→ **Assignment**
Write down each entry precisely as given.

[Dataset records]
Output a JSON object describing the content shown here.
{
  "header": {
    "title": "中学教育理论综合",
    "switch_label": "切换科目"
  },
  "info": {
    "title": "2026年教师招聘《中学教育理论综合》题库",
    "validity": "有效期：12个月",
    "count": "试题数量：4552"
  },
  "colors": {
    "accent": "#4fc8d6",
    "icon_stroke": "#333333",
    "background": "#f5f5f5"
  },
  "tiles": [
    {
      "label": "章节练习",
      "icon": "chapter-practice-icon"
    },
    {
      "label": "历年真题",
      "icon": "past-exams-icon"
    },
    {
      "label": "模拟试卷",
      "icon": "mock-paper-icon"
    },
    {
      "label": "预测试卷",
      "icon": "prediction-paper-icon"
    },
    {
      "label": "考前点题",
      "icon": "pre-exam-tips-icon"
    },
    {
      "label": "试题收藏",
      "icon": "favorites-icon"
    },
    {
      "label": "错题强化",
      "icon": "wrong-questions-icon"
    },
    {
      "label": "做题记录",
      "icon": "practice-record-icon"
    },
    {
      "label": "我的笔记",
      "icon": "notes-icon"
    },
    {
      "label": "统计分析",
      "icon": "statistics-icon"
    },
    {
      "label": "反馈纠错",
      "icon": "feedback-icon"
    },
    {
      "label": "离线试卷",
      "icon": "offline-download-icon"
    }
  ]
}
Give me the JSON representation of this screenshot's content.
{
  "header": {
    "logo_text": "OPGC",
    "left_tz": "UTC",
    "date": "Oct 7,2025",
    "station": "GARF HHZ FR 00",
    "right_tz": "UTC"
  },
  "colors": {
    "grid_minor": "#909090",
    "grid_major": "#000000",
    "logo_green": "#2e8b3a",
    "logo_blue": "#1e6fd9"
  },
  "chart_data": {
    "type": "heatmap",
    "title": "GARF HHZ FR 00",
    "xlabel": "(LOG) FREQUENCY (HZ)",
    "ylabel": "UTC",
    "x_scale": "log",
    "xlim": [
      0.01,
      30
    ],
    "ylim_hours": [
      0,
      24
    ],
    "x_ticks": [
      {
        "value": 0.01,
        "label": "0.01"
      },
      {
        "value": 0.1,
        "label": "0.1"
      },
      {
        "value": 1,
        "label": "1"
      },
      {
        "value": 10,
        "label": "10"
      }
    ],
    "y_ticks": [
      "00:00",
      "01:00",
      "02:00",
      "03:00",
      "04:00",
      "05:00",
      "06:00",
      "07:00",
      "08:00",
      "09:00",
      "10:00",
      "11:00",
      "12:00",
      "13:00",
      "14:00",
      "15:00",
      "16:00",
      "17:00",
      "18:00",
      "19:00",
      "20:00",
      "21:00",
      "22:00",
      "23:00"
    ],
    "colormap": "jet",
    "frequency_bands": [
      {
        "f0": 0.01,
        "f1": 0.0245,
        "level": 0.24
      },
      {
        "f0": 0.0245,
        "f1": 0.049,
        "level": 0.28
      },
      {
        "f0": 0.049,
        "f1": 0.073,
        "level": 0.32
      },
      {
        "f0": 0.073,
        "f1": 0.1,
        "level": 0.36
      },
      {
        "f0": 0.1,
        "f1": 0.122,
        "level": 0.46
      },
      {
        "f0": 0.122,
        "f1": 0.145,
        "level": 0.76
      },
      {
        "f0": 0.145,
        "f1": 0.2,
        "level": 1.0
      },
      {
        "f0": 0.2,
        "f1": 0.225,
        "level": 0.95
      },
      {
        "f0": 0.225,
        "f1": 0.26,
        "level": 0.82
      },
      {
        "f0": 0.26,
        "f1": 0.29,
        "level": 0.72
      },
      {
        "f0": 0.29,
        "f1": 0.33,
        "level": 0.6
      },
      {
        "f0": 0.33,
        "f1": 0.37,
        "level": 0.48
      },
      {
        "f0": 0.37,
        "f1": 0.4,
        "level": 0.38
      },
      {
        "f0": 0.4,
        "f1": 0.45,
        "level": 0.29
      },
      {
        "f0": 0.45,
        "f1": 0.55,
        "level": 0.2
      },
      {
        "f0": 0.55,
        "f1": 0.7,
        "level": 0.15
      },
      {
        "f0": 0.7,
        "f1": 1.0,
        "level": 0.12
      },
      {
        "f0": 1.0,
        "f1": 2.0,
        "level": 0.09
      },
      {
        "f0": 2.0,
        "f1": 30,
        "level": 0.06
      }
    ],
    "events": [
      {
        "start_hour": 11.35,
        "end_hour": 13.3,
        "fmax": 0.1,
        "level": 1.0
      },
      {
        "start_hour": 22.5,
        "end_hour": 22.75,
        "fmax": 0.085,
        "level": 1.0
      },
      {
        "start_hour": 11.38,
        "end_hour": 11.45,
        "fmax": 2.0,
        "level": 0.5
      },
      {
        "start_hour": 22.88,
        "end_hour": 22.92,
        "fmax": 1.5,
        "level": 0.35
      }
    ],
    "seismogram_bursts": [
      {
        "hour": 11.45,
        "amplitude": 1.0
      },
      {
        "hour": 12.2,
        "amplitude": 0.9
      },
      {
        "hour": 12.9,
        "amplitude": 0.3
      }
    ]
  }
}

→ **Solution to this problem**
Output a JSON object describing the content shown here.
{
  "header": {
    "title": "中学教育理论综合",
    "switch_label": "切换科目"
  },
  "info": {
    "title": "2026年教师招聘《中学教育理论综合》题库",
    "validity": "有效期：12个月",
    "count": "试题数量：4552"
  },
  "colors": {
    "accent": "#4fc8d6",
    "icon_stroke": "#333333",
    "background": "#f5f5f5"
  },
  "tiles": [
    {
      "label": "章节练习",
      "icon": "chapter-practice-icon"
    },
    {
      "label": "历年真题",
      "icon": "past-exams-icon"
    },
    {
      "label": "模拟试卷",
      "icon": "mock-paper-icon"
    },
    {
      "label": "预测试卷",
      "icon": "prediction-paper-icon"
    },
    {
      "label": "考前点题",
      "icon": "pre-exam-tips-icon"
    },
    {
      "label": "试题收藏",
      "icon": "favorites-icon"
    },
    {
      "label": "错题强化",
      "icon": "wrong-questions-icon"
    },
    {
      "label": "做题记录",
      "icon": "practice-record-icon"
    },
    {
      "label": "我的笔记",
      "icon": "notes-icon"
    },
    {
      "label": "统计分析",
      "icon": "statistics-icon"
    },
    {
      "label": "反馈纠错",
      "icon": "feedback-icon"
    },
    {
      "label": "离线试卷",
      "icon": "offline-download-icon"
    }
  ]
}
Give me the JSON representation of this screenshot's content.
{
  "header": {
    "logo_text": "OPGC",
    "left_tz": "UTC",
    "date": "Oct 7,2025",
    "station": "GARF HHZ FR 00",
    "right_tz": "UTC"
  },
  "colors": {
    "grid_minor": "#909090",
    "grid_major": "#000000",
    "logo_green": "#2e8b3a",
    "logo_blue": "#1e6fd9"
  },
  "chart_data": {
    "type": "heatmap",
    "title": "GARF HHZ FR 00",
    "xlabel": "(LOG) FREQUENCY (HZ)",
    "ylabel": "UTC",
    "x_scale": "log",
    "xlim": [
      0.01,
      30
    ],
    "ylim_hours": [
      0,
      24
    ],
    "x_ticks": [
      {
        "value": 0.01,
        "label": "0.01"
      },
      {
        "value": 0.1,
        "label": "0.1"
      },
      {
        "value": 1,
        "label": "1"
      },
      {
        "value": 10,
        "label": "10"
      }
    ],
    "y_ticks": [
      "00:00",
      "01:00",
      "02:00",
      "03:00",
      "04:00",
      "05:00",
      "06:00",
      "07:00",
      "08:00",
      "09:00",
      "10:00",
      "11:00",
      "12:00",
      "13:00",
      "14:00",
      "15:00",
      "16:00",
      "17:00",
      "18:00",
      "19:00",
      "20:00",
      "21:00",
      "22:00",
      "23:00"
    ],
    "colormap": "jet",
    "frequency_bands": [
      {
        "f0": 0.01,
        "f1": 0.0245,
        "level": 0.24
      },
      {
        "f0": 0.0245,
        "f1": 0.049,
        "level": 0.28
      },
      {
        "f0": 0.049,
        "f1": 0.073,
        "level": 0.32
      },
      {
        "f0": 0.073,
        "f1": 0.1,
        "level": 0.36
      },
      {
        "f0": 0.1,
        "f1": 0.122,
        "level": 0.46
      },
      {
        "f0": 0.122,
        "f1": 0.145,
        "level": 0.76
      },
      {
        "f0": 0.145,
        "f1": 0.2,
        "level": 1.0
      },
      {
        "f0": 0.2,
        "f1": 0.225,
        "level": 0.95
      },
      {
        "f0": 0.225,
        "f1": 0.26,
        "level": 0.82
      },
      {
        "f0": 0.26,
        "f1": 0.29,
        "level": 0.72
      },
      {
        "f0": 0.29,
        "f1": 0.33,
        "level": 0.6
      },
      {
        "f0": 0.33,
        "f1": 0.37,
        "level": 0.48
      },
      {
        "f0": 0.37,
        "f1": 0.4,
        "level": 0.38
      },
      {
        "f0": 0.4,
        "f1": 0.45,
        "level": 0.29
      },
      {
        "f0": 0.45,
        "f1": 0.55,
        "level": 0.2
      },
      {
        "f0": 0.55,
        "f1": 0.7,
        "level": 0.15
      },
      {
        "f0": 0.7,
        "f1": 1.0,
        "level": 0.12
      },
      {
        "f0": 1.0,
        "f1": 2.0,
        "level": 0.09
      },
      {
        "f0": 2.0,
        "f1": 30,
        "level": 0.06
      }
    ],
    "events": [
      {
        "start_hour": 11.35,
        "end_hour": 13.3,
        "fmax": 0.1,
        "level": 1.0
      },
      {
        "start_hour": 22.5,
        "end_hour": 22.75,
        "fmax": 0.085,
        "level": 1.0
      },
      {
        "start_hour": 11.38,
        "end_hour": 11.45,
        "fmax": 2.0,
        "level": 0.5
      },
      {
        "start_hour": 22.88,
        "end_hour": 22.92,
        "fmax": 1.5,
        "level": 0.35
      }
    ],
    "seismogram_bursts": [
      {
        "hour": 11.45,
        "amplitude": 1.0
      },
      {
        "hour": 12.2,
        "amplitude": 0.9
      },
      {
        "hour": 12.9,
        "amplitude": 0.3
      }
    ]
  }
}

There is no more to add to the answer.